A Manned Mission to Mars This Decade?

The Dragon is roomy enough for a few-day trip to the ISS, but it might become pretty cramped after a couple weeks for two people, let alone the 500 days it will take for the trip to Mars and back. The trip will be spartan. One of the biggest dangers of the trip might be psychological -- humans, like rats, can become aggressive, and even murderous when confined in too-close quarters for too long. And packing enough food and water for that many months won’t leave a lot of volume for stretching out, or basic privacy.

And even if they manage to survive the trip without killing each other, radiation in deep space will be a major issue. Most NASA plans for Mars missions assume the use of large amounts of water for shielding, but there isn’t enough volume or mass to have that in the Dragon. Other health problems will arise from the long period spent in weightlessness, which deconditions the cardiovascular system and reduces bone density, and even affects eyesight. But for this mission, that won’t be a problem until the return to earth, since there are no plans to descend into the gravity well of Mars or operate on the alien world.

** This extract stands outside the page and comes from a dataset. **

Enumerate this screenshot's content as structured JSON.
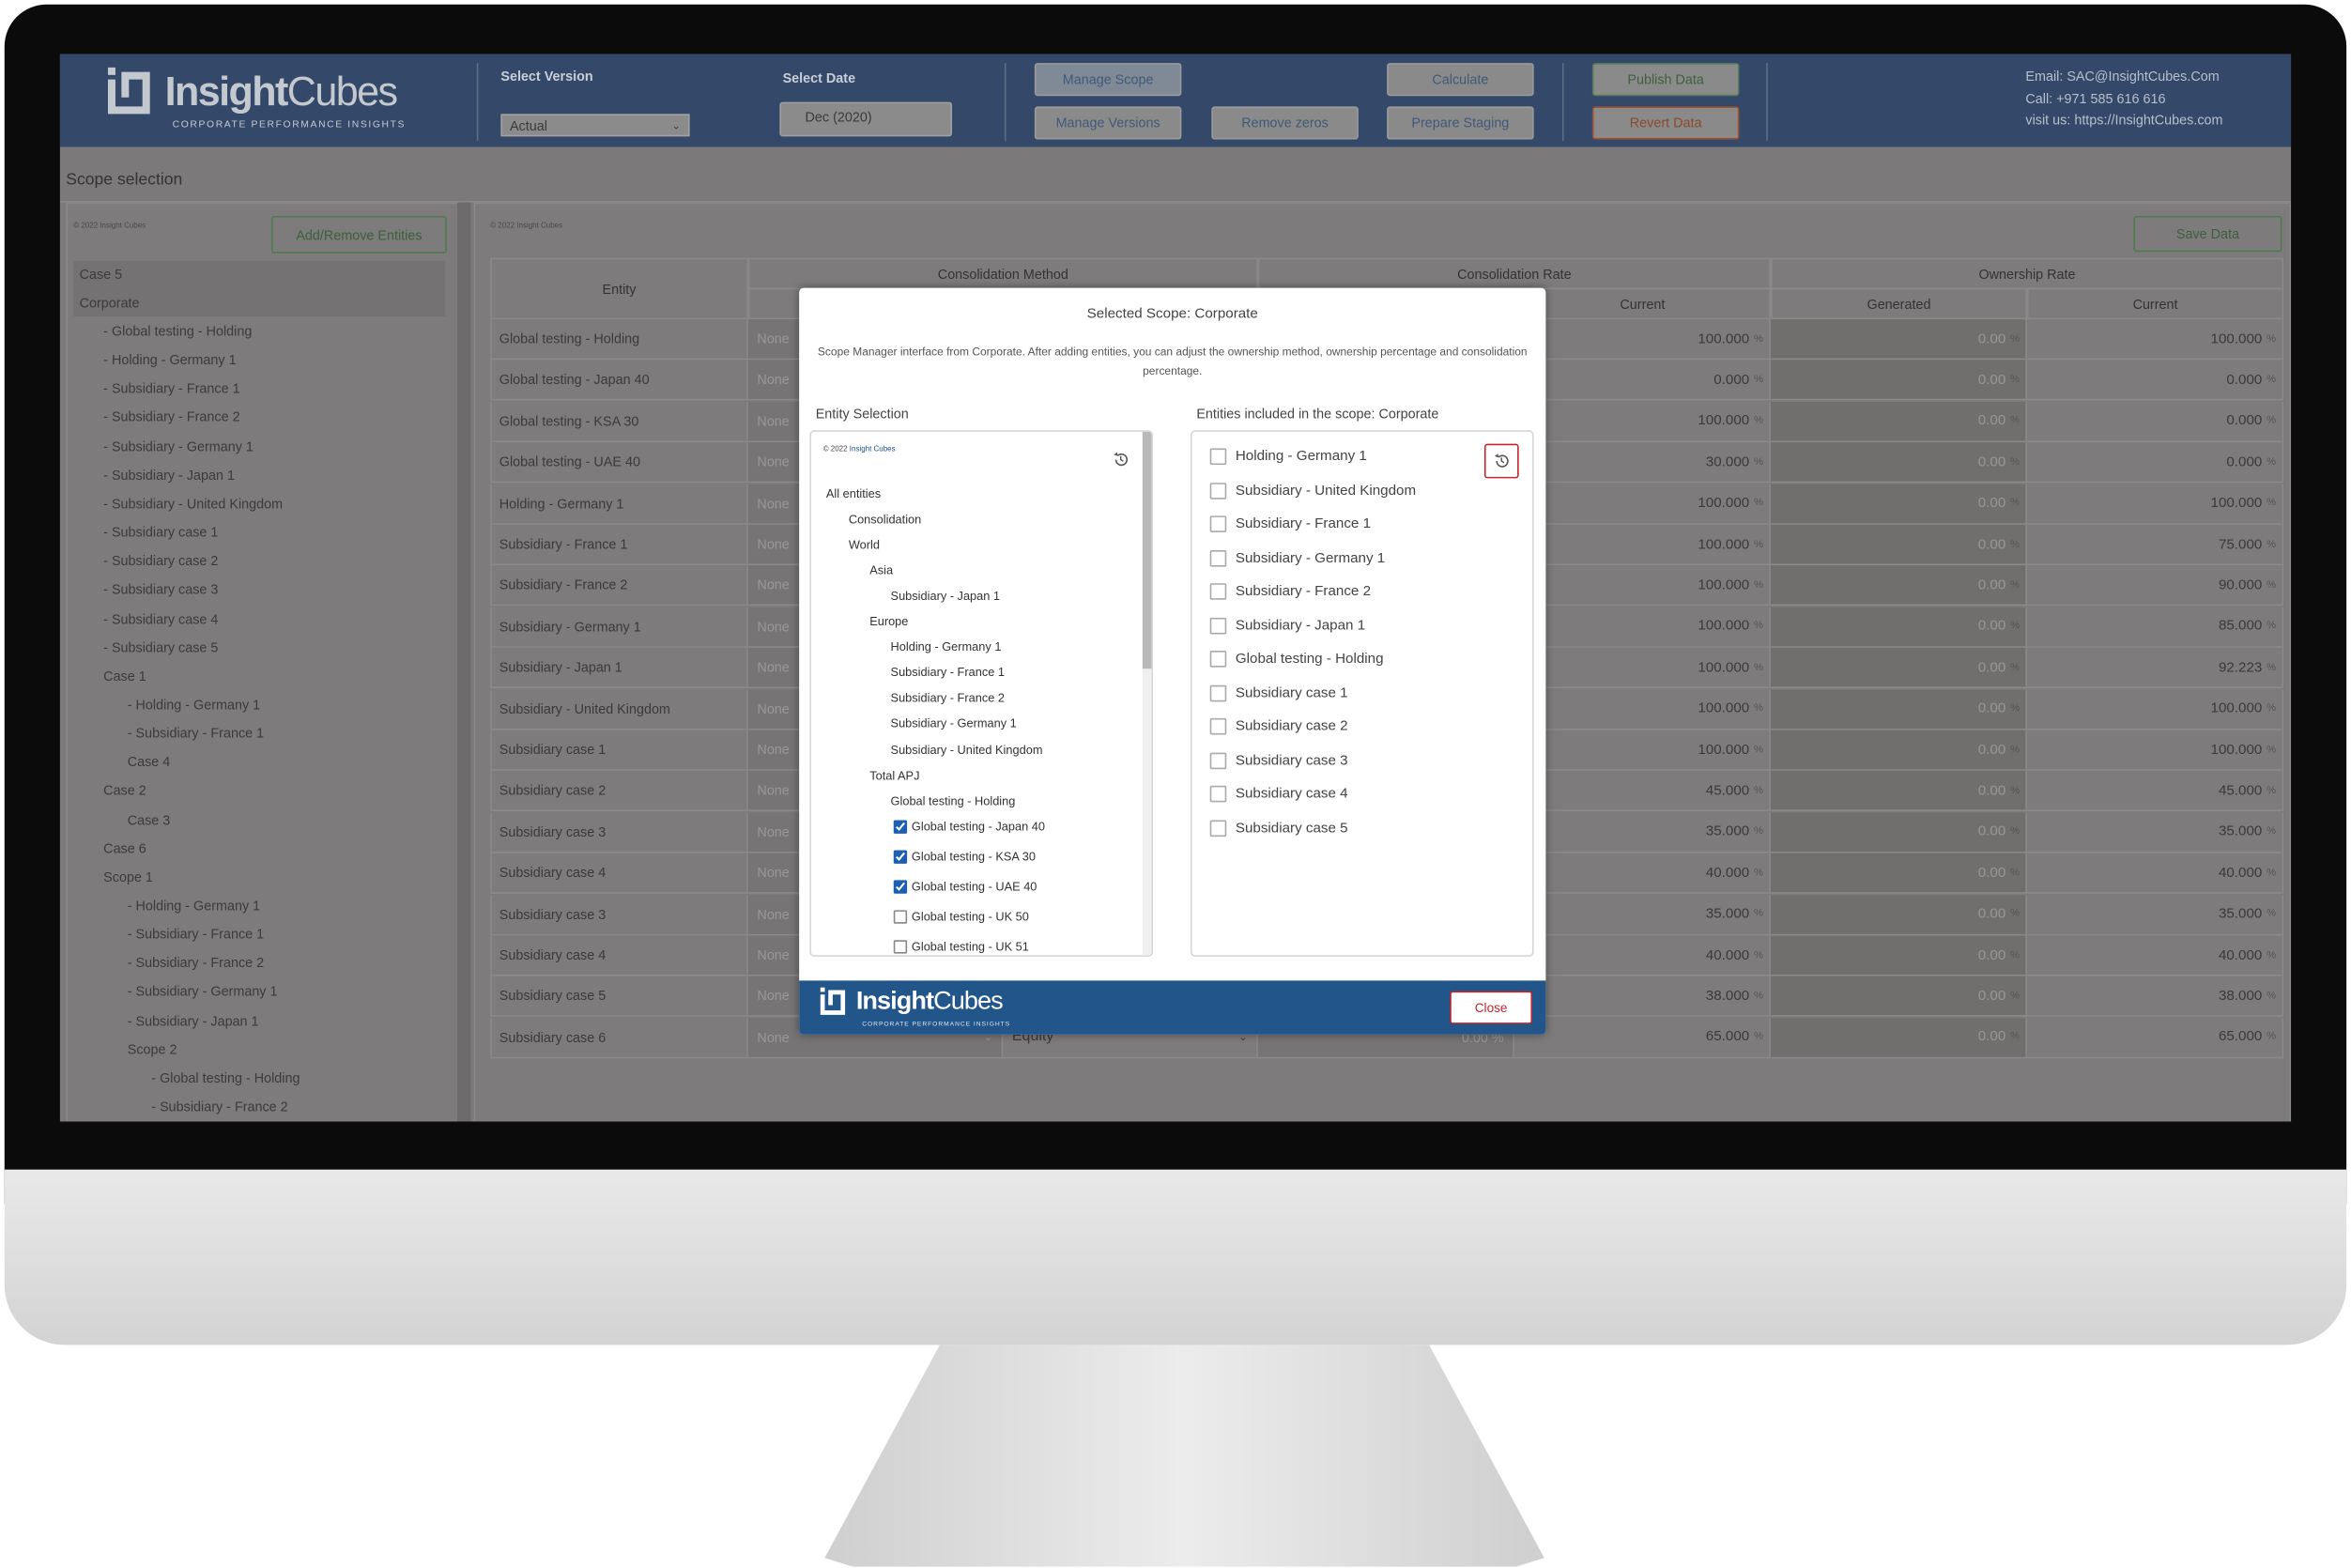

Some of these problems  -- the lack of habitable volume the radiation issues, for example -- could be alleviated with a larger vehicle, such as a Bigelow BA 330 module. Coupling the Dragon with such a facility would make the trip relatively luxurious, but also much more costly in terms of required mass delivered to orbit, demanding multiple Falcon Heavy flights, rather than a single one. Between the extra launches and the cost of the Bigelow module, it would take the mission costs from less than half a billion to closer to a full billion. On the other hand, it would allow more people to go in more comfort, so perhaps the money could be raised with additional ticket sales.

One thing is certain — this is not a mission that NASA, in its institutional risk aversion (encouraged by Congress) could or would attempt, particularly since it would have the appearance of a stunt, with no scientific benefit. If it occurs, such boldness will be left to the private sector. And that’s perhaps not such a bad thing. In any event, we’ll find out when they make their formal announcement early next month, a week from Sunday.